Extracted data Start Marker
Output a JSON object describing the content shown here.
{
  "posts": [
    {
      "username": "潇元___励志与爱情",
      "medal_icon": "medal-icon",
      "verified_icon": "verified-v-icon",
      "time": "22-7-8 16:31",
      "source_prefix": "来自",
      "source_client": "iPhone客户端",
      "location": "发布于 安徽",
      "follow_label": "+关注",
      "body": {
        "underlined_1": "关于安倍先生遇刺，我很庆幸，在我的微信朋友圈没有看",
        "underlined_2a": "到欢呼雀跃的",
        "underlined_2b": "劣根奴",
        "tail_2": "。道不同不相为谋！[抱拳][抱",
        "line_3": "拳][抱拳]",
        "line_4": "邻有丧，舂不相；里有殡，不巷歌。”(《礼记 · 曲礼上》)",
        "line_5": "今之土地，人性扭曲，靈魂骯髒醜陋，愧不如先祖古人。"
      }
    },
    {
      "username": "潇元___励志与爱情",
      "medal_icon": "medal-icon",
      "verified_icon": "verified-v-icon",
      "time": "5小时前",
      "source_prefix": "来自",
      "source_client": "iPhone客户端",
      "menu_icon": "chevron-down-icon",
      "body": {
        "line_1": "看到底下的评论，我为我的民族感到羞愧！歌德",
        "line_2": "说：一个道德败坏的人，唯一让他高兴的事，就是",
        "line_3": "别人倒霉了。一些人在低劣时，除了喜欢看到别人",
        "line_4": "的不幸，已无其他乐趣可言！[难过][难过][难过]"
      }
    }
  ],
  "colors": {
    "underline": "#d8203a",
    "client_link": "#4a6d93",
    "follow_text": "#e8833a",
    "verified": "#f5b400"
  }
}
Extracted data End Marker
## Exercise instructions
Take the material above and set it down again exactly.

## Reply
Output a JSON object describing the content shown here.
{
  "posts": [
    {
      "username": "潇元___励志与爱情",
      "medal_icon": "medal-icon",
      "verified_icon": "verified-v-icon",
      "time": "22-7-8 16:31",
      "source_prefix": "来自",
      "source_client": "iPhone客户端",
      "location": "发布于 安徽",
      "follow_label": "+关注",
      "body": {
        "underlined_1": "关于安倍先生遇刺，我很庆幸，在我的微信朋友圈没有看",
        "underlined_2a": "到欢呼雀跃的",
        "underlined_2b": "劣根奴",
        "tail_2": "。道不同不相为谋！[抱拳][抱",
        "line_3": "拳][抱拳]",
        "line_4": "邻有丧，舂不相；里有殡，不巷歌。”(《礼记 · 曲礼上》)",
        "line_5": "今之土地，人性扭曲，靈魂骯髒醜陋，愧不如先祖古人。"
      }
    },
    {
      "username": "潇元___励志与爱情",
      "medal_icon": "medal-icon",
      "verified_icon": "verified-v-icon",
      "time": "5小时前",
      "source_prefix": "来自",
      "source_client": "iPhone客户端",
      "menu_icon": "chevron-down-icon",
      "body": {
        "line_1": "看到底下的评论，我为我的民族感到羞愧！歌德",
        "line_2": "说：一个道德败坏的人，唯一让他高兴的事，就是",
        "line_3": "别人倒霉了。一些人在低劣时，除了喜欢看到别人",
        "line_4": "的不幸，已无其他乐趣可言！[难过][难过][难过]"
      }
    }
  ],
  "colors": {
    "underline": "#d8203a",
    "client_link": "#4a6d93",
    "follow_text": "#e8833a",
    "verified": "#f5b400"
  }
}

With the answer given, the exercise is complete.